2. Store all devices in the parental bedroom at night. Devices should not be stored in children’s bedrooms, including teens, because of issues with behavioral inhibition and the importance of sleep at this stage of development (i.e., childhood and adolescence).
4. Use a passcode on your own phone and devices, so your children won’t use it to access illicit content when it’s just lying around your home and you are nowhere to be seen.
5. Remember that many videogame consoles access the internet, included PS4 and the WiiU, and that each system offers parental control restrictions for internet usage. These do not come employed by default, though, and you need to actively set them up yourself as the caregiver. The same goes for ‘smart’ TVs.

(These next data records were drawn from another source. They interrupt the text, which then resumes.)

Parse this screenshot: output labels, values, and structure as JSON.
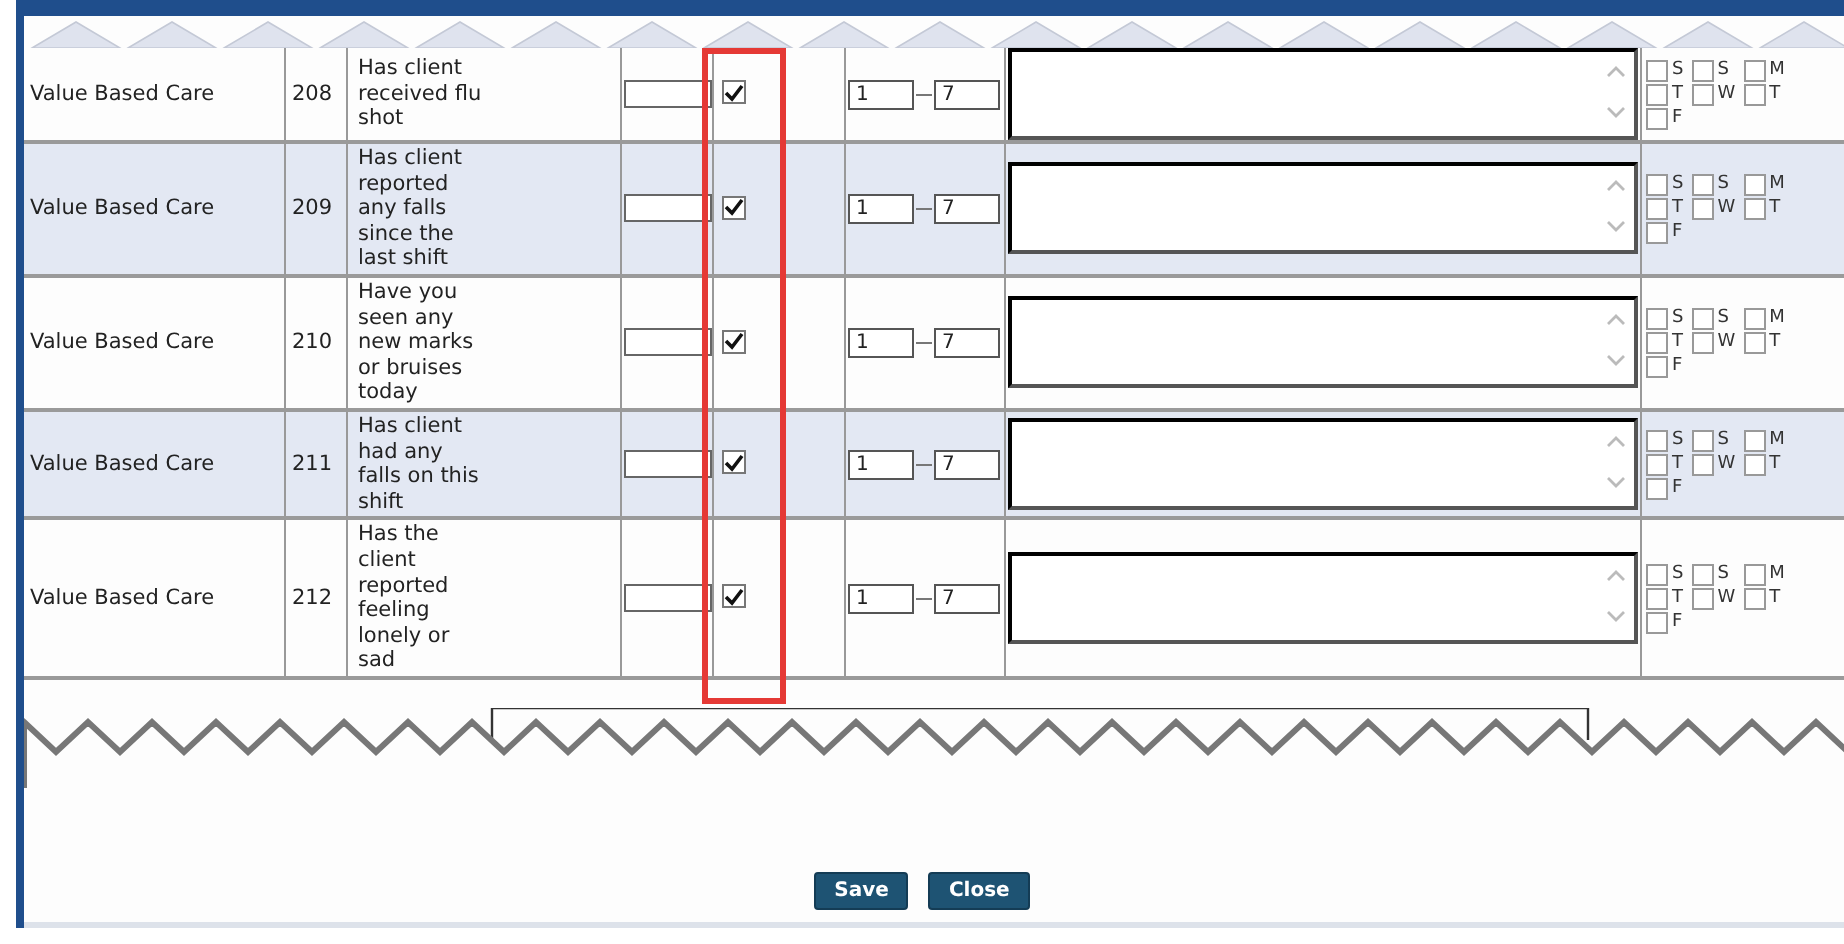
{
  "rows": [
    {
      "category": "Value Based Care",
      "code": "208",
      "question": "Has client received flu shot",
      "checked": true,
      "range_from": "1",
      "range_to": "7",
      "days": [
        {
          "label": "S",
          "checked": false
        },
        {
          "label": "S",
          "checked": false
        },
        {
          "label": "M",
          "checked": false
        },
        {
          "label": "T",
          "checked": false
        },
        {
          "label": "W",
          "checked": false
        },
        {
          "label": "T",
          "checked": false
        },
        {
          "label": "F",
          "checked": false
        }
      ]
    },
    {
      "category": "Value Based Care",
      "code": "209",
      "question": "Has client reported any falls since the last shift",
      "checked": true,
      "range_from": "1",
      "range_to": "7",
      "days": [
        {
          "label": "S",
          "checked": false
        },
        {
          "label": "S",
          "checked": false
        },
        {
          "label": "M",
          "checked": false
        },
        {
          "label": "T",
          "checked": false
        },
        {
          "label": "W",
          "checked": false
        },
        {
          "label": "T",
          "checked": false
        },
        {
          "label": "F",
          "checked": false
        }
      ]
    },
    {
      "category": "Value Based Care",
      "code": "210",
      "question": "Have you seen any new marks or bruises today",
      "checked": true,
      "range_from": "1",
      "range_to": "7",
      "days": [
        {
          "label": "S",
          "checked": false
        },
        {
          "label": "S",
          "checked": false
        },
        {
          "label": "M",
          "checked": false
        },
        {
          "label": "T",
          "checked": false
        },
        {
          "label": "W",
          "checked": false
        },
        {
          "label": "T",
          "checked": false
        },
        {
          "label": "F",
          "checked": false
        }
      ]
    },
    {
      "category": "Value Based Care",
      "code": "211",
      "question": "Has client had any falls on this shift",
      "checked": true,
      "range_from": "1",
      "range_to": "7",
      "days": [
        {
          "label": "S",
          "checked": false
        },
        {
          "label": "S",
          "checked": false
        },
        {
          "label": "M",
          "checked": false
        },
        {
          "label": "T",
          "checked": false
        },
        {
          "label": "W",
          "checked": false
        },
        {
          "label": "T",
          "checked": false
        },
        {
          "label": "F",
          "checked": false
        }
      ]
    },
    {
      "category": "Value Based Care",
      "code": "212",
      "question": "Has the client reported feeling lonely or sad",
      "checked": true,
      "range_from": "1",
      "range_to": "7",
      "days": [
        {
          "label": "S",
          "checked": false
        },
        {
          "label": "S",
          "checked": false
        },
        {
          "label": "M",
          "checked": false
        },
        {
          "label": "T",
          "checked": false
        },
        {
          "label": "W",
          "checked": false
        },
        {
          "label": "T",
          "checked": false
        },
        {
          "label": "F",
          "checked": false
        }
      ]
    }
  ],
  "buttons": [
    "Save",
    "Close"
  ]
}
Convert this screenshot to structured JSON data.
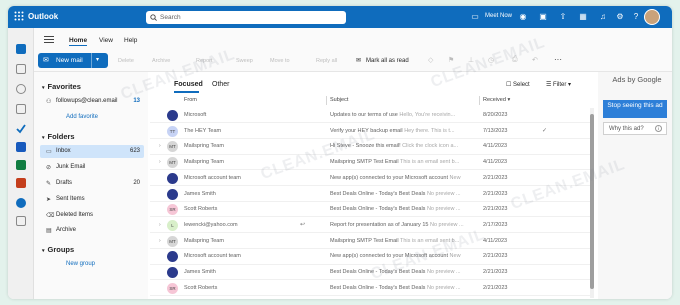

6. The most effective filter we have found for our home computer is surprisingly free, but works incredibly well and offers a variety of personalized settings, including time restrictions and specific website blocks beyond broad categories: K9WebProtection. I highly recommend it. Even if you have very young children who aren’t interested in sex, drugs, and rock-n-roll yet, put it (or some other filter) on your computer. The majority of pornography exposure that occurs for young children is accidental, and often a result of searching for relevant and appropriate material online.
More About Sarah K. Stephens: Sarah K. Stephens earned her Doctorate in Developmental Psychology and teaches a variety of human development courses as a lecturer at Penn State University. Although Fall and Spring find her in the classroom, she remains a writer year-round. Her short stories have appeared in Five on the Fifth, The Voices Project, The Indianola Review, and the Manawaker Studio’s Flash Fiction Podcast. Her debut novel, A Flash of Red, will be released in Winter 2016 by Pandamoon Publishing. Follow her on Twitter or Facebook and read more of her writing on her blog.